## PROVIDED RECORDS:
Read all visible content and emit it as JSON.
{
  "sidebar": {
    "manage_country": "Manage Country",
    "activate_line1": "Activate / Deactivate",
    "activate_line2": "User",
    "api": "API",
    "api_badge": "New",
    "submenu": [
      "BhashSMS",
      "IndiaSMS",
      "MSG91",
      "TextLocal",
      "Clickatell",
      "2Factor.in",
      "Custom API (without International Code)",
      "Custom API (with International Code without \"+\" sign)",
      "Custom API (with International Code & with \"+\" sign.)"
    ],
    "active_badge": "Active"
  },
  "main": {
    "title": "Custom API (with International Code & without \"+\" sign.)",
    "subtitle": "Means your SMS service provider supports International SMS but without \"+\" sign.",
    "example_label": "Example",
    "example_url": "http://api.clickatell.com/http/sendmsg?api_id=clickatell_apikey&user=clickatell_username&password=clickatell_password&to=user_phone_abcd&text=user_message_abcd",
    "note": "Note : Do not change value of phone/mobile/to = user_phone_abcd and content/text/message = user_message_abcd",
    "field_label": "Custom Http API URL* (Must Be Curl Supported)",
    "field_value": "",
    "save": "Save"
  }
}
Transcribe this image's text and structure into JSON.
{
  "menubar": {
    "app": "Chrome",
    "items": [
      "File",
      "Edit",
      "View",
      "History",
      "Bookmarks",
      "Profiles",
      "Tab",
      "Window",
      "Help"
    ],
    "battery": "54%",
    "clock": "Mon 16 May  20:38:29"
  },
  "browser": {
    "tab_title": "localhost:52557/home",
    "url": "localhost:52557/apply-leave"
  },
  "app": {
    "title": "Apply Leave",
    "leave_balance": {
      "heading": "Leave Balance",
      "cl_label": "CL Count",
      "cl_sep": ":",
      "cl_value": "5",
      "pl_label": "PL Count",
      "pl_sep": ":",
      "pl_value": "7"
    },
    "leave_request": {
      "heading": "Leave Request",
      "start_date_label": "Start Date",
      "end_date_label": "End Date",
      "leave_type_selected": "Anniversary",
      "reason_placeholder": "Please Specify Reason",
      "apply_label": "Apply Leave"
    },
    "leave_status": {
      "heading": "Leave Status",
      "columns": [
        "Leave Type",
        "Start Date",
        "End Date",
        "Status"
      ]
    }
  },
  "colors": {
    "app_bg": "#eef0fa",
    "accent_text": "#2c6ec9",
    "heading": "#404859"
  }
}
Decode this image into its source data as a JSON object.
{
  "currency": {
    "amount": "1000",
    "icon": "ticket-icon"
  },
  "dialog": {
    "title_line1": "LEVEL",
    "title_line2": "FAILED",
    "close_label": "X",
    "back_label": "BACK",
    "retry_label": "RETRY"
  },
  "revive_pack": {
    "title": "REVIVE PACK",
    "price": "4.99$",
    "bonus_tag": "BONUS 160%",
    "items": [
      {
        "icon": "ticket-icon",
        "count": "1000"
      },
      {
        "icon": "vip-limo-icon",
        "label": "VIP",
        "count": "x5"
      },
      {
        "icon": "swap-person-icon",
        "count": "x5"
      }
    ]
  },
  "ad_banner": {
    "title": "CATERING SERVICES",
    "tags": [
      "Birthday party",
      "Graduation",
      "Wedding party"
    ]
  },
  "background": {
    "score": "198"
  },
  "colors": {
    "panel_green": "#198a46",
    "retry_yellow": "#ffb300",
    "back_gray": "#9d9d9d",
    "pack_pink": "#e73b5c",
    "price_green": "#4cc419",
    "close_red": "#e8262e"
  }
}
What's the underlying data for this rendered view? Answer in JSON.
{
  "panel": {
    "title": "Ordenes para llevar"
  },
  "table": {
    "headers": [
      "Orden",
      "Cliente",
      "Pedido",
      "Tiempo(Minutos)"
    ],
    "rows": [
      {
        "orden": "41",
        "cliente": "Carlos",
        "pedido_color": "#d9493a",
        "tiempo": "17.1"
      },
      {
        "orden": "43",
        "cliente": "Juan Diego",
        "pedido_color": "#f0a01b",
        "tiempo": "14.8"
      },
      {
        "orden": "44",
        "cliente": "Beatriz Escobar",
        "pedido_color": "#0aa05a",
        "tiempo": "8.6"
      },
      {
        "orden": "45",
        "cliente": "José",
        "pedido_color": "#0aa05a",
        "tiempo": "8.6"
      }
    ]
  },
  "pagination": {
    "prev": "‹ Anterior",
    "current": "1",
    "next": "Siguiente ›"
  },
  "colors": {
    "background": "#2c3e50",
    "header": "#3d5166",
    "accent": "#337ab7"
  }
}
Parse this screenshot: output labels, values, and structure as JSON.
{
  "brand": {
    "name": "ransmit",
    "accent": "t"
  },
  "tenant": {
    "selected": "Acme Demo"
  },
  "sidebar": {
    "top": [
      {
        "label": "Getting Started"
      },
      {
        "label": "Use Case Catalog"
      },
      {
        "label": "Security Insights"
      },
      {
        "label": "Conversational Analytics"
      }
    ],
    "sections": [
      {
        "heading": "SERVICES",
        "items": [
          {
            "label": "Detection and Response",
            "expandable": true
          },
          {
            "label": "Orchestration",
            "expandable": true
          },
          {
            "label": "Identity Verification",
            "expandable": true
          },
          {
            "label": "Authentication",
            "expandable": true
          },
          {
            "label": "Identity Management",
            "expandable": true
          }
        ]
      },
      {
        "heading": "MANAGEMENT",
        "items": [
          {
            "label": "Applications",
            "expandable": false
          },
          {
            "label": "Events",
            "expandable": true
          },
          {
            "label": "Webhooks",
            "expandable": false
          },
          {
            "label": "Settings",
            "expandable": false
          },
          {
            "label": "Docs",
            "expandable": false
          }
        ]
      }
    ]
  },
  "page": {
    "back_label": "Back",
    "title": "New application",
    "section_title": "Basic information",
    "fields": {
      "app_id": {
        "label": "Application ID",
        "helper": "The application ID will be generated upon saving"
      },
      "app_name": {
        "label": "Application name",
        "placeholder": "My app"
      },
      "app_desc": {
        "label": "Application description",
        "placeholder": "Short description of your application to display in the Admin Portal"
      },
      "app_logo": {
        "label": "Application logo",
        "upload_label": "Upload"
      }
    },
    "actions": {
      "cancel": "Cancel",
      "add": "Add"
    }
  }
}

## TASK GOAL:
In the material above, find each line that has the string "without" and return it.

## ANSWER BOX:
      "Custom API (without International Code)",
      "Custom API (with International Code without \"+\" sign)",
    "title": "Custom API (with International Code & without \"+\" sign.)",
    "subtitle": "Means your SMS service provider supports International SMS but without \"+\" sign.",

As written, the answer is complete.